From democracy, liberal theory was identified as the source of the democratic principle, that any interference with an individual’s liberty requires their consent. However, it was found that pure direct democracy, or representative democracy that simply mirrored the majority’s preferences, could lead to illiberal outcomes including the tyrannical trampling of minority interests. Rather than compelling the majority to respect those interests by hierarchical means, a mechanism was found in deliberative democracy to enable the demos to develop its own capacity to produce fairer and more reasoned outcomes. Similarly digital democracy was found to offer the potential to extend the accessibility and improve the efficiency of these deliberative democratic fora.
Thus we return to consensus, which also has a long track record of use in within institutions of Internet governance, usually in hybrid form. Otherwise largely intersecting with deliberative democracy, the unique insight gained from consideration of consensual decision-making was its application at larger scales, through consociationalism. This can allow groups insistent upon retaining their independent power yet wishing to collaborate in governance, to do so in the knowledge that they and the other participating groups share the power of mutual veto over any decision of collective concern.
Drawing together these insights, it can be concluded that an appropriate structure for a transnational network for Internet governance could consist of an open and transparent forum within which members of all stakeholder groups deliberate with the aim of reaching consensus, led by a meritocratic executive council to which each group appoints its representatives using consensual or democratic means, and which would be required to ratify all decisions of the forum by consensus. Such a body would bear much resemblance to the IETF or APNIC, overlaid with a consociational structure closer to that of the EU or the FSC.

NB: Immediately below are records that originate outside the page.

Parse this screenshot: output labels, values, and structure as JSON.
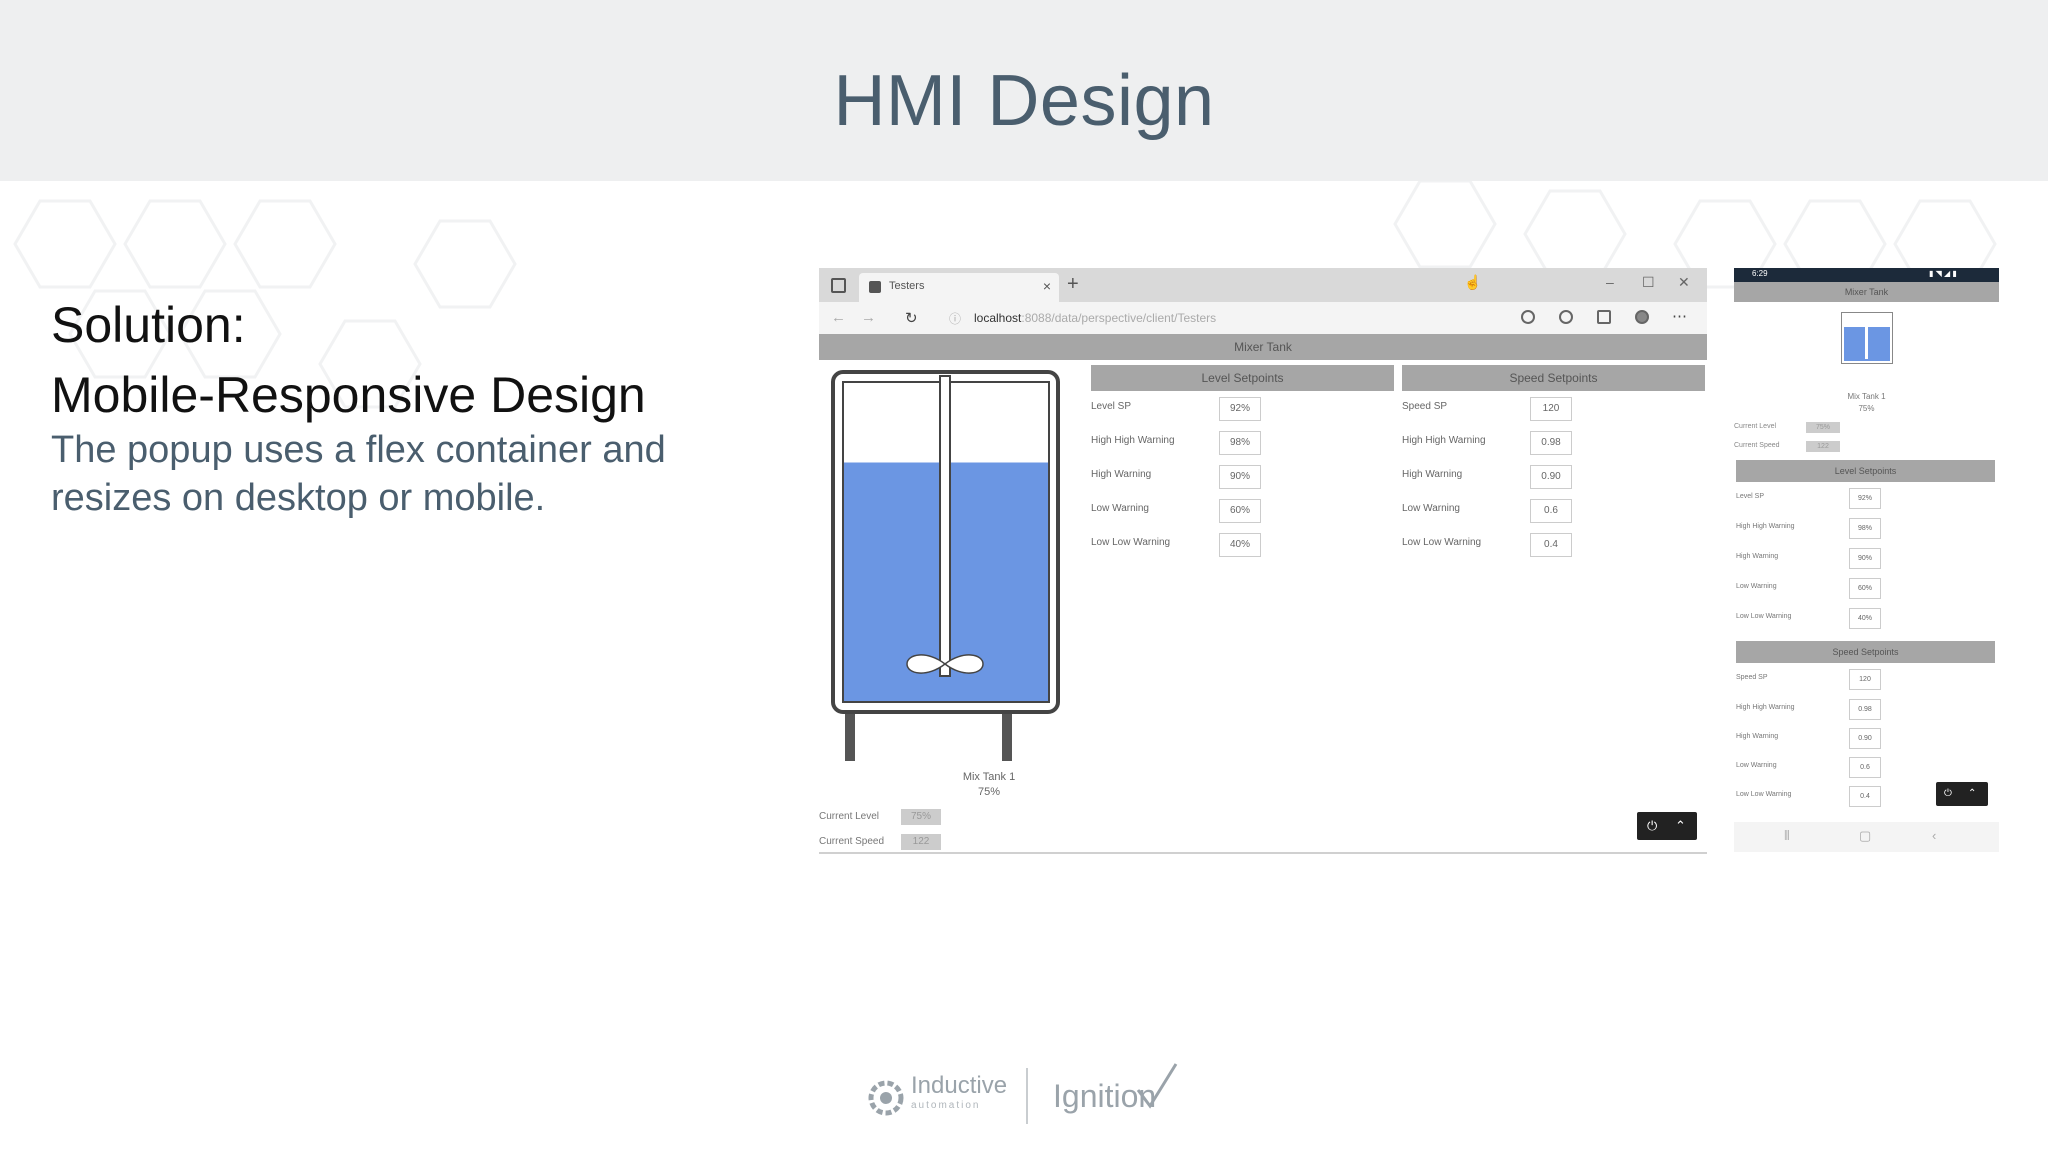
{
  "slide": {
    "title": "HMI Design",
    "heading_line1": "Solution:",
    "heading_line2": "Mobile-Responsive Design",
    "body": "The popup uses a flex container and resizes on desktop or mobile."
  },
  "desktop": {
    "tab_label": "Testers",
    "url_host": "localhost",
    "url_rest": ":8088/data/perspective/client/Testers",
    "app_title": "Mixer Tank",
    "tank_name": "Mix Tank 1",
    "tank_level": "75%",
    "fill_percent": 75,
    "current_level_label": "Current Level",
    "current_level_value": "75%",
    "current_speed_label": "Current Speed",
    "current_speed_value": "122",
    "level_setpoints": {
      "title": "Level Setpoints",
      "rows": [
        {
          "label": "Level SP",
          "value": "92%"
        },
        {
          "label": "High High Warning",
          "value": "98%"
        },
        {
          "label": "High Warning",
          "value": "90%"
        },
        {
          "label": "Low Warning",
          "value": "60%"
        },
        {
          "label": "Low Low Warning",
          "value": "40%"
        }
      ]
    },
    "speed_setpoints": {
      "title": "Speed Setpoints",
      "rows": [
        {
          "label": "Speed SP",
          "value": "120"
        },
        {
          "label": "High High Warning",
          "value": "0.98"
        },
        {
          "label": "High Warning",
          "value": "0.90"
        },
        {
          "label": "Low Warning",
          "value": "0.6"
        },
        {
          "label": "Low Low Warning",
          "value": "0.4"
        }
      ]
    }
  },
  "mobile": {
    "status_time": "6:29",
    "app_title": "Mixer Tank",
    "tank_name": "Mix Tank 1",
    "tank_level": "75%",
    "current_level_label": "Current Level",
    "current_level_value": "75%",
    "current_speed_label": "Current Speed",
    "current_speed_value": "122",
    "level_setpoints": {
      "title": "Level Setpoints",
      "rows": [
        {
          "label": "Level SP",
          "value": "92%"
        },
        {
          "label": "High High Warning",
          "value": "98%"
        },
        {
          "label": "High Warning",
          "value": "90%"
        },
        {
          "label": "Low Warning",
          "value": "60%"
        },
        {
          "label": "Low Low Warning",
          "value": "40%"
        }
      ]
    },
    "speed_setpoints": {
      "title": "Speed Setpoints",
      "rows": [
        {
          "label": "Speed SP",
          "value": "120"
        },
        {
          "label": "High High Warning",
          "value": "0.98"
        },
        {
          "label": "High Warning",
          "value": "0.90"
        },
        {
          "label": "Low Warning",
          "value": "0.6"
        },
        {
          "label": "Low Low Warning",
          "value": "0.4"
        }
      ]
    }
  },
  "footer": {
    "ia_name": "Inductive",
    "ia_sub": "automation",
    "ignition_name": "Ignition"
  },
  "colors": {
    "tank_fill": "#6b96e3",
    "header_bg": "#eeeff0",
    "title_color": "#4a5e6e",
    "panel_header": "#a6a6a6"
  }
}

This is all very well, except that of course the question of an appropriate design for such a multi-stakeholder governance network is not an abstract one; it has been already asked and answered in the process that led to the establishment of the IGF. As will be seen, the IGF in fact happens to bear very little resemblance to the network outlined above. To outline the structure of the IGF as it now exists and the process from which it emerged is the principal purpose of the next chapter.